**Task instructions**
Among the records below, find the lines containing "loan" and state only how many there are.

━━━━━ Dataset excerpts ━━━━━

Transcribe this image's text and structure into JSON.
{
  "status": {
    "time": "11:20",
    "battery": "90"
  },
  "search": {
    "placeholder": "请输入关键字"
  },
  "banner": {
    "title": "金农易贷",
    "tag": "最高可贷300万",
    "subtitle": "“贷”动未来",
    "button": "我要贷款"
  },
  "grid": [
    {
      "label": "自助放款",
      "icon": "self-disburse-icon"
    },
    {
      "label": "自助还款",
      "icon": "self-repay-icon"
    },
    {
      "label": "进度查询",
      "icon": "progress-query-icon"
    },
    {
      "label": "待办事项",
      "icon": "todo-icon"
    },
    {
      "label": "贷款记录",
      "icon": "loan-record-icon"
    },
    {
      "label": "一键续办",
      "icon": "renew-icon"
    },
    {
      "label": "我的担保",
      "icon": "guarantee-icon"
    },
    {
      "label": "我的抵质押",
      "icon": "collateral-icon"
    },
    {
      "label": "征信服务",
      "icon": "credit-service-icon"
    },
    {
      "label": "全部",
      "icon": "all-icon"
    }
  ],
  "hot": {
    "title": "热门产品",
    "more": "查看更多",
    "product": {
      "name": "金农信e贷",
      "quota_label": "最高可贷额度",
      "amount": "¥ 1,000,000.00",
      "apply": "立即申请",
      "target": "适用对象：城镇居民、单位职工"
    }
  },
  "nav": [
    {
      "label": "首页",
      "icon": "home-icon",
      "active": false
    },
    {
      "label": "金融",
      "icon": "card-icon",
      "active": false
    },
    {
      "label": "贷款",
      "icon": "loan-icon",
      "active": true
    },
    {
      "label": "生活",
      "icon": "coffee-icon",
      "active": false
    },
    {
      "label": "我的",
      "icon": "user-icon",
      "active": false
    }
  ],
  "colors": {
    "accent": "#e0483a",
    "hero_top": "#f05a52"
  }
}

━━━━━

**Your response**
2